I guess she could find a private dermatologist if she’s still not satisfied, and pay through the nose.
As it's been around 30C for xx Weeks now I've developed a heat rash on both legs (on the sock line) so I can understand the diagnosis, BTW not ER over here but A&E (accident & emergency).
Sorry, I meant to ask how good the quality is, not imply that it is not good. The people administering this program did not do a good job with distributing information to families. she went to the medical clinic on site at the school and they couldn't see her for 11 days so that's why she's doing walk-in clinics. She went to a&e because she was miserable and none of the medicines are working.
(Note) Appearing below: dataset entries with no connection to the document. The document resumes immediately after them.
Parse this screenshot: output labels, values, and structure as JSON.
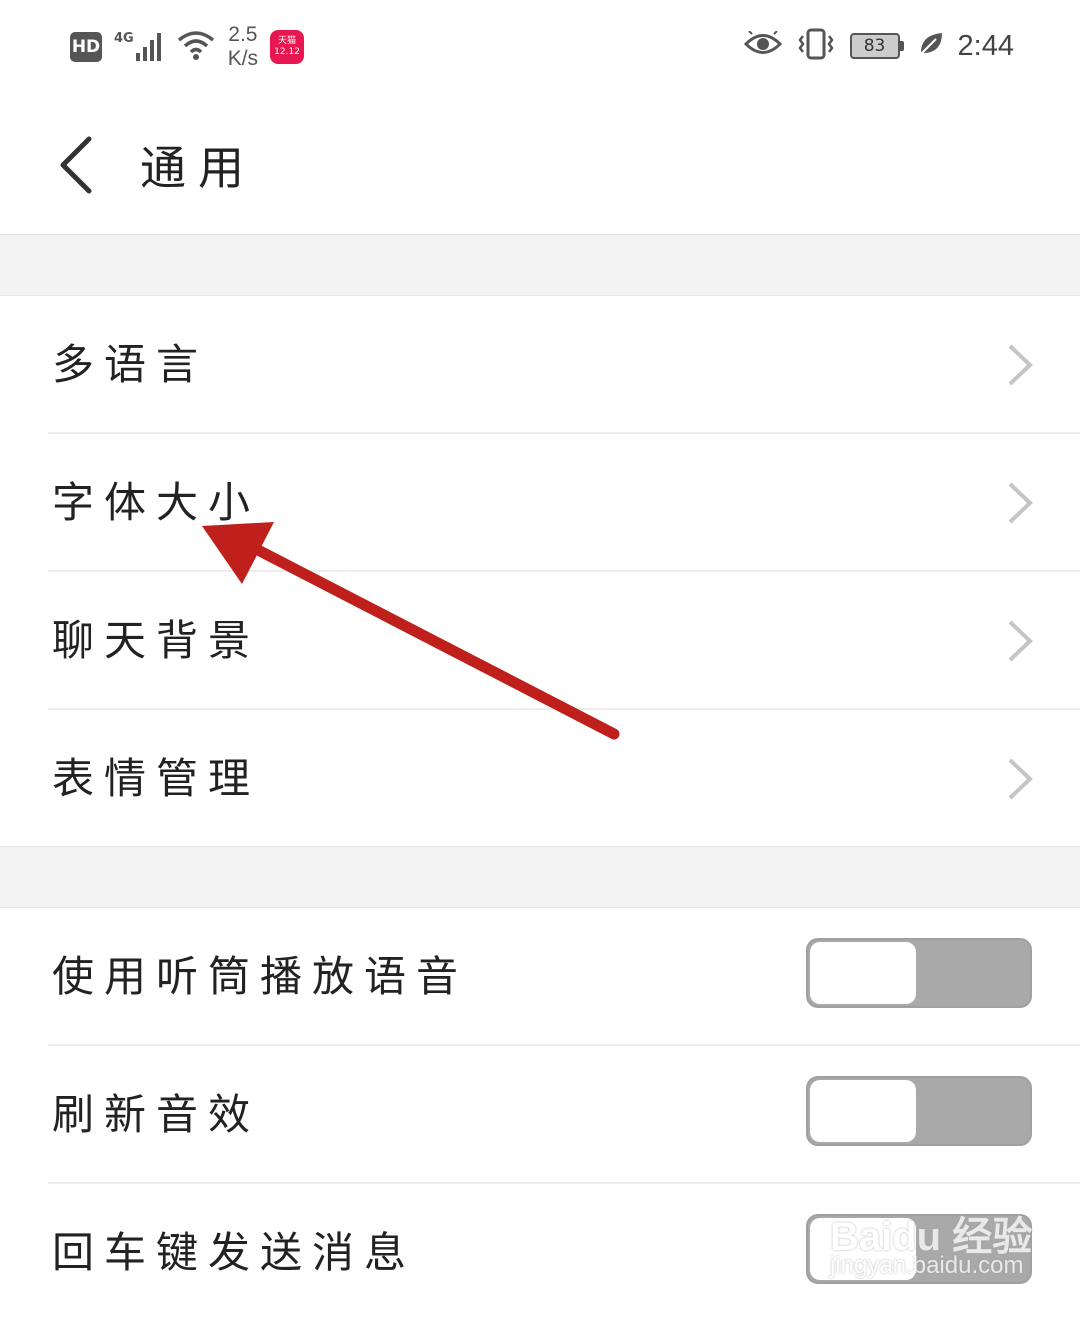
{
  "status_bar": {
    "hd": "HD",
    "network": "4G",
    "speed_value": "2.5",
    "speed_unit": "K/s",
    "app_badge_top": "天猫",
    "app_badge_bottom": "12.12",
    "battery": "83",
    "time": "2:44"
  },
  "header": {
    "title": "通用"
  },
  "section1": {
    "items": [
      {
        "label": "多语言"
      },
      {
        "label": "字体大小"
      },
      {
        "label": "聊天背景"
      },
      {
        "label": "表情管理"
      }
    ]
  },
  "section2": {
    "items": [
      {
        "label": "使用听筒播放语音",
        "toggle_on": false
      },
      {
        "label": "刷新音效",
        "toggle_on": false
      },
      {
        "label": "回车键发送消息",
        "toggle_on": false
      }
    ]
  },
  "watermark": {
    "brand": "Baidu 经验",
    "site": "jingyan.baidu.com"
  },
  "colors": {
    "annotation_arrow": "#c0201c",
    "toggle_off": "#a9a9a9",
    "section_gap": "#f3f3f3"
  }
}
She is talking to a pharmacist right now, says she can't stand the pain and itchiness this morning.
I get heat rash too... i use ‘Eurax’ cream, available from Boots. Clears it up in hours.
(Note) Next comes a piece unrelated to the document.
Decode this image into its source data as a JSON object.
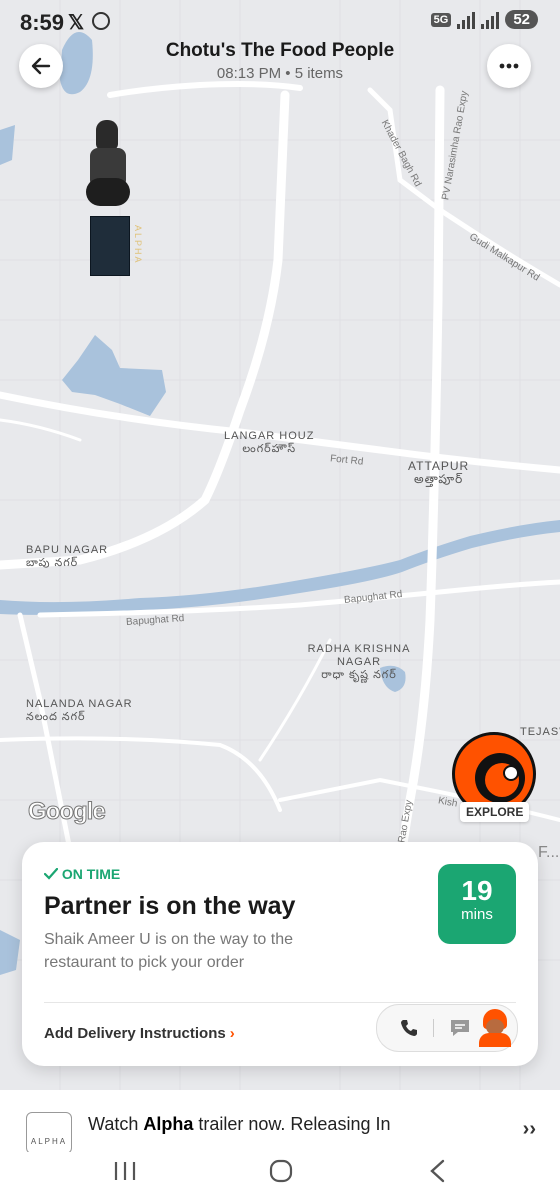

I appreciate your answers so much. I haven't heard from her in half an hour so I think the pharmacist must be trying to help her. I believe she will need to drop out of her program... It is affecting her so badly. 🙁
I hope that family members will encourage her not to drop out. A heat rash is temporary and she will get relief from Meds or weather change soon. A drop out decision is long term.
If it is bothering her this badly it might actually be shingles/Herpes Zoster rather than heat rash. Yes, kids can get it if she had chicken pox - had a stepson who was 20 and was miserable with it. Looked like heat rash. IF the suggestions from the pharmacist don't clear it up by tomorrow perhaps she should return to the pharmacist and ask about the possibility of shingles (not sure what it would be called in UK??)
Shingles can actually make you feel bad all over. I had rash, no blisters but mostly felt awful all over. My skin hurt - even in places where the rash wasn't.
Is this the same young family member who was staying a couple of nights at the Notting Hill BnB before flying home?
I found the pharmacists in Europe pretty good at helping to diagnose symptoms, we went to Boots in London and were helpful. I also agree that it could be shingles and that other factors such as stress and homesickness could contribute. Hopefully she'll get some cream to help relieve the pain/itch. I was sick in London on vacation alone and I know how lonely it can be when you don't know anyone. Hopefully she feels better soon.
UPDATE: To make a long story short, my young lady is feeling noticeably better now, and I believe the hydrocortisone cream that she started yesterday helpd the discomfort/healing most of all. She is still going to see a doctor from her program for a checkup when she can get an appointment, but hopefully it will clear up quickly now. I appreciate all the advice that you guys gave, and your concern for her. Yes, Claudia, this is the Notting Hill B & B visitor. 😊